However basically the predominant reform efforts that are for the time being underway were attributable to the Texas Forensic Science Payment, whose decisions on the total urged other states to be conscious swimsuit. The associated fee has sure that bloodstain-sample analysis that is worn to reconstruct a criminal offense must be conducted by a company or particular person that is authorised — no longer anybody who is a self-styled knowledgeable — whether it’s some distance to be allowed in a Texas court docket. The neighborhood additionally has plans to educate the assert’s prison court docket judges by making a useful resource they might be able to consult that might perhaps checklist every forensic discipline’s standards and obstacles, as neatly as doable crimson flags.
“When judges let all the pieces in because they don’t enjoy the tools to assemble better, we’re in a plan back where the finest thing stopping overstated testimony is the analyst’s bag skill to exercise self-restraint,” talked about Lynn Garcia, the fee’s current counsel. “When life, liberty and justice for the sufferer is at stake, that is nothing searching shocking.”
For Rea, any reform will attain too silly. “Joel aloof needs justice,” she talked about. “He’s never considered a day of it. My acquittal appropriate got us inspire to stage ground.” She deplores the real fact that Sells, who she believes killed Joel, gained’t ever be charged alongside with his execute.

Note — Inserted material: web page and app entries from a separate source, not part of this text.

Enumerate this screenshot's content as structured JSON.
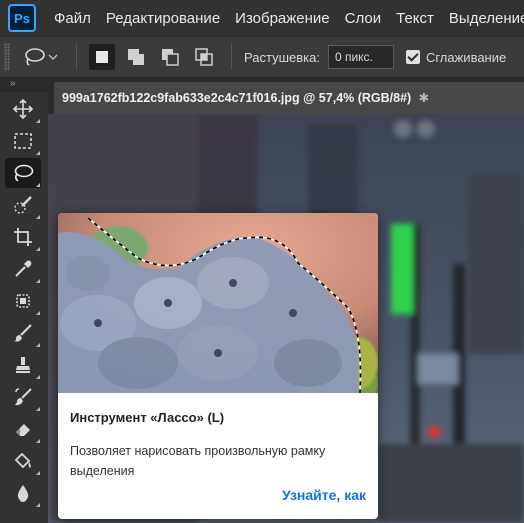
{
  "app": {
    "logo": "Ps"
  },
  "menu": [
    "Файл",
    "Редактирование",
    "Изображение",
    "Слои",
    "Текст",
    "Выделение"
  ],
  "options": {
    "feather_label": "Растушевка:",
    "feather_value": "0 пикс.",
    "antialias_label": "Сглаживание",
    "antialias_checked": true
  },
  "toolbar": {
    "collapse_glyph": "»",
    "tools": [
      "move-icon",
      "marquee-icon",
      "lasso-icon",
      "quick-selection-icon",
      "crop-icon",
      "eyedropper-icon",
      "patch-icon",
      "brush-icon",
      "stamp-icon",
      "history-brush-icon",
      "eraser-icon",
      "paint-bucket-icon",
      "blur-icon"
    ],
    "active_tool": "lasso-icon"
  },
  "document": {
    "tab_title": "999a1762fb122c9fab633e2c4c71f016.jpg @ 57,4% (RGB/8#)",
    "close_glyph": "✱"
  },
  "tooltip": {
    "title": "Инструмент «Лассо» (L)",
    "description": "Позволяет нарисовать произвольную рамку выделения",
    "link": "Узнайте, как"
  },
  "colors": {
    "accent": "#31a8ff",
    "link": "#1473e6",
    "chrome": "#323232"
  }
}
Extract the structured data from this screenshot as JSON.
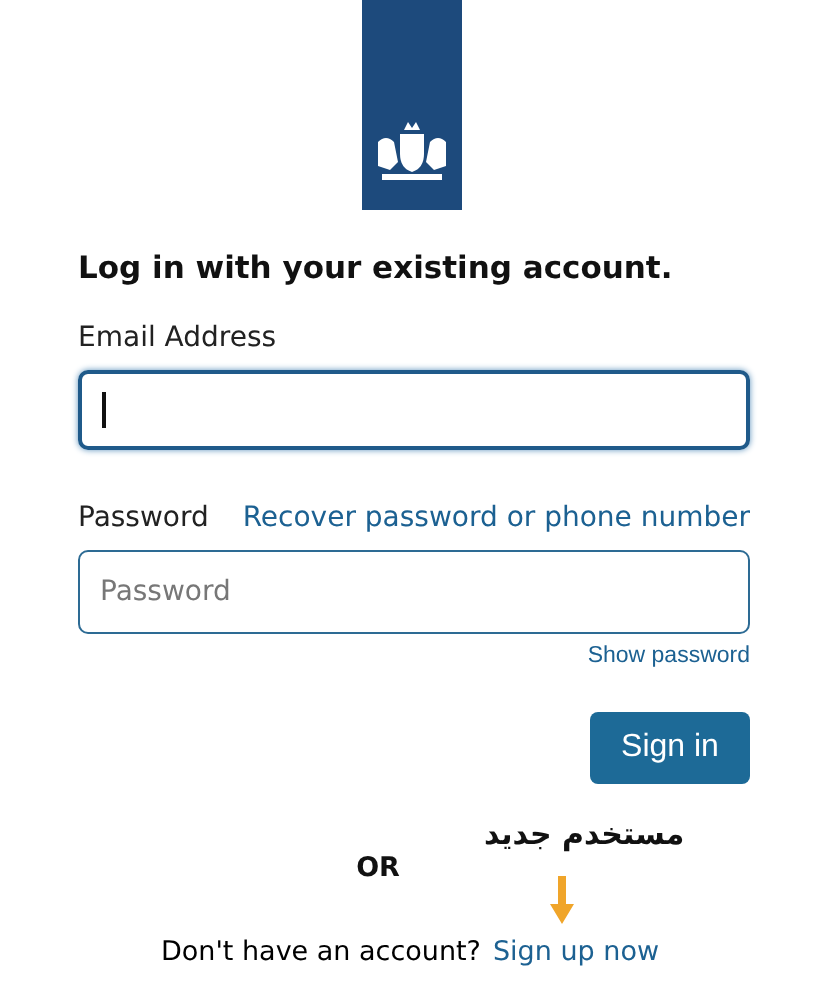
{
  "heading": "Log in with your existing account.",
  "email": {
    "label": "Email Address",
    "focused": true
  },
  "password": {
    "label": "Password",
    "recover_link": "Recover password or phone number",
    "placeholder": "Password",
    "show_link": "Show password"
  },
  "sign_in": "Sign in",
  "separator": "OR",
  "signup": {
    "question": "Don't have an account?",
    "link": "Sign up now"
  },
  "annotation": {
    "text": "مستخدم جديد"
  }
}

Sells modified into once performed in 2014.
Time and again, Rea has wished that she had awoken sooner on the evening Joel modified into once murdered. Then she can enjoy saved her son, she believes, or died attempting.
Pamela Colloff is a senior reporter for ProPublica and a writer at substantial for the magazine. She has been nominated for six National Magazine Awards, extra than any girl within the award’s history, and gained for feature writing in 2013.